Chapter 7 Fatty liver and nonalcoholic steatohepatitis
NASH is thought to be a disease of lipotoxic injury to hepatocytes caused by nontriglyceride metabolites of free fatty acids. Triglyceride in the lipid droplets may actually be a protective response to store fatty acids in an inert form. The specific metabolites of free fatty acids that cause lipotoxic injury have not been fully identified. Possibilities include ceramides, diacylglycerols, lysophosphatidyl choline species, and phosphatidic acid species.

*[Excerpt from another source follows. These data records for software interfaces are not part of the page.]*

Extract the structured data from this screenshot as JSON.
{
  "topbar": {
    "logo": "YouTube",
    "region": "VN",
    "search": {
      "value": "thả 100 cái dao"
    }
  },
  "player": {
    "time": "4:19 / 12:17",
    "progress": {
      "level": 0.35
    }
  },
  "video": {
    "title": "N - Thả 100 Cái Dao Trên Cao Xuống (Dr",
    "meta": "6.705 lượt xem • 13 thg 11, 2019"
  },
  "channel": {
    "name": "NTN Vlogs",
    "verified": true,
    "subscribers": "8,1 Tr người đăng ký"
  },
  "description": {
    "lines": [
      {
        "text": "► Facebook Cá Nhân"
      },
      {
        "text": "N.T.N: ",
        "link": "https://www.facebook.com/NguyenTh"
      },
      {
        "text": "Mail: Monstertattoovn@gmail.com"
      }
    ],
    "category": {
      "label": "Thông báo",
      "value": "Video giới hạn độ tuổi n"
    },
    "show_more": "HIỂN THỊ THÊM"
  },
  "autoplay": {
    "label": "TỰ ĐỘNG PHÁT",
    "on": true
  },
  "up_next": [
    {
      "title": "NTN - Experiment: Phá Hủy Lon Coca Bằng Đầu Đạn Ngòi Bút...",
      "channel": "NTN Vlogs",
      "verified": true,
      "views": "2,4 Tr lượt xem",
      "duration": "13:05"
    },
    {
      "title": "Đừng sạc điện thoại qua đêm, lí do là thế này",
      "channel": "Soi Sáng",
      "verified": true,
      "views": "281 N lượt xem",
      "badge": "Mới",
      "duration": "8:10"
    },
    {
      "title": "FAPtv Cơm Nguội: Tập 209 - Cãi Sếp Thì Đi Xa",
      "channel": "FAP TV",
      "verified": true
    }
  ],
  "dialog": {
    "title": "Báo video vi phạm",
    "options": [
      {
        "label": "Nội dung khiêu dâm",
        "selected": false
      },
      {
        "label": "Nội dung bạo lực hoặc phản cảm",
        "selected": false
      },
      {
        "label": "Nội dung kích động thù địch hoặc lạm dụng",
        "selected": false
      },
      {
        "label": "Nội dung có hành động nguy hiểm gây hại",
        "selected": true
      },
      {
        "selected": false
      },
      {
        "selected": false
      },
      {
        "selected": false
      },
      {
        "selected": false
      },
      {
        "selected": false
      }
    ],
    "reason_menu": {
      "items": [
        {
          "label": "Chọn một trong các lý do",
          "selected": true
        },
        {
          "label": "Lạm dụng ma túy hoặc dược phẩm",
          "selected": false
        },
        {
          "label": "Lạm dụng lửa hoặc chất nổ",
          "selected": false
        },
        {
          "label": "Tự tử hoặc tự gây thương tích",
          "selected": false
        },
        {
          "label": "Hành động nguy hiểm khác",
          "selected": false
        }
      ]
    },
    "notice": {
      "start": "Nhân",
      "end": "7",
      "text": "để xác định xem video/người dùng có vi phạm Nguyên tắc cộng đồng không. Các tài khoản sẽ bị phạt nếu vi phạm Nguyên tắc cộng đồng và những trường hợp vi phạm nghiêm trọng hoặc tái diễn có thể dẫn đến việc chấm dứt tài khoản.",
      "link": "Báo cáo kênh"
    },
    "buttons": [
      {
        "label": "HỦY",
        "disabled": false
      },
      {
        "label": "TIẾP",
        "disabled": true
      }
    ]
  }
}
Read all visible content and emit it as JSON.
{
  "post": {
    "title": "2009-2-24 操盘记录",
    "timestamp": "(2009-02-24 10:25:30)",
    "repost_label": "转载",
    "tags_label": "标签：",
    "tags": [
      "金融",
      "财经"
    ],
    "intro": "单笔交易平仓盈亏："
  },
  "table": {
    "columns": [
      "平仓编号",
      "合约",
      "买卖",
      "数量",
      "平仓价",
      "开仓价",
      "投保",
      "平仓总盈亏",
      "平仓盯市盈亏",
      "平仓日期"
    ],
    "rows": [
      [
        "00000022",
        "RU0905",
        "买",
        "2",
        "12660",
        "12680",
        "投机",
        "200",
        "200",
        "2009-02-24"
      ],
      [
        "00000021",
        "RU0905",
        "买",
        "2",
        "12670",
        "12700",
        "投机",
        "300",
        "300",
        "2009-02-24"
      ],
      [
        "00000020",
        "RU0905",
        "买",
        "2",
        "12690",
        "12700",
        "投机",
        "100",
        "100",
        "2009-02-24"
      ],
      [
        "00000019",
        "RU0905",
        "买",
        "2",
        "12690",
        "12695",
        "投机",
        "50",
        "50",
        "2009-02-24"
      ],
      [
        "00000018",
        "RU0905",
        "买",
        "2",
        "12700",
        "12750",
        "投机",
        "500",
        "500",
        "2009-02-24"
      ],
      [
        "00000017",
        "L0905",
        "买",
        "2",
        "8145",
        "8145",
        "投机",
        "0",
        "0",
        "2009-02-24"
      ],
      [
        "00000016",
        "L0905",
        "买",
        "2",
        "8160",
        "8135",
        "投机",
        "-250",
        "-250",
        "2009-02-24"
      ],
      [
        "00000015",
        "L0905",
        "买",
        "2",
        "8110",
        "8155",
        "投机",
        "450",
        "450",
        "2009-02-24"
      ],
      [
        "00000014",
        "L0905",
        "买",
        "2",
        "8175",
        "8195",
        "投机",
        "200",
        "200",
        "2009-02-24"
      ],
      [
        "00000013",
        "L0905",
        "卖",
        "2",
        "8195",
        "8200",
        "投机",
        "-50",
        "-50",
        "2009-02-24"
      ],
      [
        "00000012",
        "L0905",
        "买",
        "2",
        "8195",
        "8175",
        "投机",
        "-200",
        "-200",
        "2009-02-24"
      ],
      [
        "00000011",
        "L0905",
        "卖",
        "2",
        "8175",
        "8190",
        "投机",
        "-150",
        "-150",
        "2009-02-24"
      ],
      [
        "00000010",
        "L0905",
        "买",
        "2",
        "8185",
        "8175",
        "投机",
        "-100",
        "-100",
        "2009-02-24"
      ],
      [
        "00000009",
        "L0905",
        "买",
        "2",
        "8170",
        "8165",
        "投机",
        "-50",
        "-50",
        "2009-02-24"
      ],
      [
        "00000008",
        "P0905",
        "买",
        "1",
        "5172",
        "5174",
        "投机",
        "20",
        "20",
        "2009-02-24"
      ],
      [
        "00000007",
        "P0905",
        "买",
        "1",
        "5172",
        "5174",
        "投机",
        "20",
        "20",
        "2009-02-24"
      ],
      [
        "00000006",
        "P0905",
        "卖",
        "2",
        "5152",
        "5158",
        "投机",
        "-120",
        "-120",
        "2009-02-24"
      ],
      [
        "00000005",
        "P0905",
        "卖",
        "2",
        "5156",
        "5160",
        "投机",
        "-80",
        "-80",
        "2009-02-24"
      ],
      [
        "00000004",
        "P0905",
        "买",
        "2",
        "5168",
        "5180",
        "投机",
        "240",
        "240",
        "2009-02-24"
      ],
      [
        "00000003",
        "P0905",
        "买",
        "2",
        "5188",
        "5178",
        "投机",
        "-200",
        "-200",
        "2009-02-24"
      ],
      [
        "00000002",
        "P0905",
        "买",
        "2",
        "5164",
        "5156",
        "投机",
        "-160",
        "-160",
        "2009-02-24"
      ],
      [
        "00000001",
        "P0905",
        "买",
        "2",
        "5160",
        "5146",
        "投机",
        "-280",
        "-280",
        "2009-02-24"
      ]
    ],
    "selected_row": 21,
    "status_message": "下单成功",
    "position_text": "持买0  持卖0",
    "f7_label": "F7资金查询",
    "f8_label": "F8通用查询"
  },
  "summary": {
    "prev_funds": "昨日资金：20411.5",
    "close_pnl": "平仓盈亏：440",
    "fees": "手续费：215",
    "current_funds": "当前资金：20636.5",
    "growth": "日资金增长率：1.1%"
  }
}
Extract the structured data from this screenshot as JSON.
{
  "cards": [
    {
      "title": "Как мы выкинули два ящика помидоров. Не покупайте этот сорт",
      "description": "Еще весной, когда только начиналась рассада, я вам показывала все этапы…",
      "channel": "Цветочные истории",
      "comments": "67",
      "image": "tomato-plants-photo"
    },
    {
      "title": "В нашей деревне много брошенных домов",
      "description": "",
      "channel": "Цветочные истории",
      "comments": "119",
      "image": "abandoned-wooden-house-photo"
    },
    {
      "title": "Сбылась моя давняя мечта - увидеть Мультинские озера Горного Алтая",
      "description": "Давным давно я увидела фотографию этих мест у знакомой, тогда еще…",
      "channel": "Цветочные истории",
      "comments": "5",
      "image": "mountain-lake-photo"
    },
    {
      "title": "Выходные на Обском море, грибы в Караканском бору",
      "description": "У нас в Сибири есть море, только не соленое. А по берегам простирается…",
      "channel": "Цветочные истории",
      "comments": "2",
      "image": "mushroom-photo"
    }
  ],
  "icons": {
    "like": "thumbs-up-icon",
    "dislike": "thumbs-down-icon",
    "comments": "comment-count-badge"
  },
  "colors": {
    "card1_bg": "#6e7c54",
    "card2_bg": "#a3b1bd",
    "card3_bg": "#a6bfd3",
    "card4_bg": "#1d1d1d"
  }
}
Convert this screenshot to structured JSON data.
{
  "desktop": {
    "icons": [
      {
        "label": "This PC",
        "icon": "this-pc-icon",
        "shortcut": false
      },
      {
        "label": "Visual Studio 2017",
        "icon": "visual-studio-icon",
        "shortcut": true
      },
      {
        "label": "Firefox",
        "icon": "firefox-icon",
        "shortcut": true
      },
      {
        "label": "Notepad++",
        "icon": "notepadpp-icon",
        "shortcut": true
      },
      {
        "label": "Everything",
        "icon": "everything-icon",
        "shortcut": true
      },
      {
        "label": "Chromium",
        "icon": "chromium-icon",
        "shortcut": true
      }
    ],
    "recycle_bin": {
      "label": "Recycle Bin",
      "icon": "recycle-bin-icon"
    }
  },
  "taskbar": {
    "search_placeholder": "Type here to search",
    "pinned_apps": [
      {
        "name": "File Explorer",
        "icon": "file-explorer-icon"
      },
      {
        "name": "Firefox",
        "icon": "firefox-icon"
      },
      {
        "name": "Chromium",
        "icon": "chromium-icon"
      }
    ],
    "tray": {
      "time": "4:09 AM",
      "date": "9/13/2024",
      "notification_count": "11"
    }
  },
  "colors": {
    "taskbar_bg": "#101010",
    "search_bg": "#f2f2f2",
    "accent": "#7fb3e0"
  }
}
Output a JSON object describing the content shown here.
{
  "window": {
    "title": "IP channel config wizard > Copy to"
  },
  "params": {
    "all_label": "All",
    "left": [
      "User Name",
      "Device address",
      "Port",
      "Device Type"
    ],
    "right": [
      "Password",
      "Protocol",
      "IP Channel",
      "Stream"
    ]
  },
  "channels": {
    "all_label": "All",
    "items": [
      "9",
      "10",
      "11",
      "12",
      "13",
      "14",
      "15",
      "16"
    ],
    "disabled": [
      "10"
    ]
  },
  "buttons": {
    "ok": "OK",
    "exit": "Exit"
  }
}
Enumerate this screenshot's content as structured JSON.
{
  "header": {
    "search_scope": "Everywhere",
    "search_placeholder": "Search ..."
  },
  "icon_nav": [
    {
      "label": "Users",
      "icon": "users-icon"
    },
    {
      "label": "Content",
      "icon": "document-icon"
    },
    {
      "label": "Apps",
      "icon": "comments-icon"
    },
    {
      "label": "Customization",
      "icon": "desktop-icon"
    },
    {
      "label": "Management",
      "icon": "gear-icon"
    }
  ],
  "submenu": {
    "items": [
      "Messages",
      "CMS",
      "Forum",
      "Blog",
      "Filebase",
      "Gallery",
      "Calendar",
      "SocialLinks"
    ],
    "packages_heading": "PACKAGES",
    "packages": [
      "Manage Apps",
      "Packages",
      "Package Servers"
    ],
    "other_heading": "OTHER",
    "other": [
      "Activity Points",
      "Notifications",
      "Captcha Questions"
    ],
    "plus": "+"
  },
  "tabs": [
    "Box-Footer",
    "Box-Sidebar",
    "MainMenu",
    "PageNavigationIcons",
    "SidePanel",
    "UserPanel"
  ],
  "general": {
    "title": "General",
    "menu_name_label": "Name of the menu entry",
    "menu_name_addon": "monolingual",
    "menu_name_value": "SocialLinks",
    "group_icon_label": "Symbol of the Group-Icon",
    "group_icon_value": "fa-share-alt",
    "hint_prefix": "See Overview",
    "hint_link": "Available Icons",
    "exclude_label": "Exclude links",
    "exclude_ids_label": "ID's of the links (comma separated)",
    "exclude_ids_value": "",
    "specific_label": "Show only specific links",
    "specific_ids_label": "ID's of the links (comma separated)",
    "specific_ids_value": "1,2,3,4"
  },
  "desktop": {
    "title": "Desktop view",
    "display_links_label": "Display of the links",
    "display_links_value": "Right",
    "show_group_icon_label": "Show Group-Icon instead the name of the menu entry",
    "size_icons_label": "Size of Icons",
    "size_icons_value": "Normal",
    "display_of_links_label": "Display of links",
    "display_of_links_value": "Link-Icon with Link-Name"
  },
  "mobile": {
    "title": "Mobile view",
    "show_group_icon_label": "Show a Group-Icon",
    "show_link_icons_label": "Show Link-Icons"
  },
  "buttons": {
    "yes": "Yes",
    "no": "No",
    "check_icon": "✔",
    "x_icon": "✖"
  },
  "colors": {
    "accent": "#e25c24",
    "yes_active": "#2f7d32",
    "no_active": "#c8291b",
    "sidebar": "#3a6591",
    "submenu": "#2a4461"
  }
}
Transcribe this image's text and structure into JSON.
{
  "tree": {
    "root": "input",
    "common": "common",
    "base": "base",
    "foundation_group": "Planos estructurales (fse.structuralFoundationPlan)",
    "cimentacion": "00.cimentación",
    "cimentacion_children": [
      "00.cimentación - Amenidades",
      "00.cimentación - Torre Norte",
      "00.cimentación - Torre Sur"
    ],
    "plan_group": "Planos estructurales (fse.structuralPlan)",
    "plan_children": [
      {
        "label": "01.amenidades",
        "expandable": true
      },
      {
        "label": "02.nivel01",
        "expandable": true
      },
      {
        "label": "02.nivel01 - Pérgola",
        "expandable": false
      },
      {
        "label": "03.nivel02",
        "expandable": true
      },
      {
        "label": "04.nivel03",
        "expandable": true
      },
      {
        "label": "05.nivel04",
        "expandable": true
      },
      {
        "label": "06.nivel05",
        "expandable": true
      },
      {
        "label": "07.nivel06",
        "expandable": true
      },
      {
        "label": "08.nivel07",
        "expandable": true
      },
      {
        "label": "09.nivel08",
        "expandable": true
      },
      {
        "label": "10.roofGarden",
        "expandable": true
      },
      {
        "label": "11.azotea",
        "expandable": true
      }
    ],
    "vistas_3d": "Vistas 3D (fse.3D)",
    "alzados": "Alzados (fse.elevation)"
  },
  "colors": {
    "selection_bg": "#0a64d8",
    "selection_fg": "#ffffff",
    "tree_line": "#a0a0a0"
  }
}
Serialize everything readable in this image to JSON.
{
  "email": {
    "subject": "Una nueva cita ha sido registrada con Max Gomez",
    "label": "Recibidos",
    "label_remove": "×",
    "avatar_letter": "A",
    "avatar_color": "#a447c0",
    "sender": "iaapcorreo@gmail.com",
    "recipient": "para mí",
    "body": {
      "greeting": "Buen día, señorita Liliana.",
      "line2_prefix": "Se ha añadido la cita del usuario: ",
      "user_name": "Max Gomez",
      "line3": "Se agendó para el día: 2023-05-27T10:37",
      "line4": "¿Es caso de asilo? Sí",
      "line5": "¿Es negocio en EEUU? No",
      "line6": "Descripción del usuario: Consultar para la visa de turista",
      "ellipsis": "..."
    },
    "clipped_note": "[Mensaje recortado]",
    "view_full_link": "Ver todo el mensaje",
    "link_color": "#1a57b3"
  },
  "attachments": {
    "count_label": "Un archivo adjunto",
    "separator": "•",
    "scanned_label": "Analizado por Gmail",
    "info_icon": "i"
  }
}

The liver disposes excess carbohydrates, especially fructose, by converting carbohydrate to fatty acids through de novo lipogenesis; excess carbohydrates from dietary sources (e.g., sugar-sweetened beverages) or provided parenterally (e.g., total parenteral nutrition) predispose to hepatic lipotoxicity.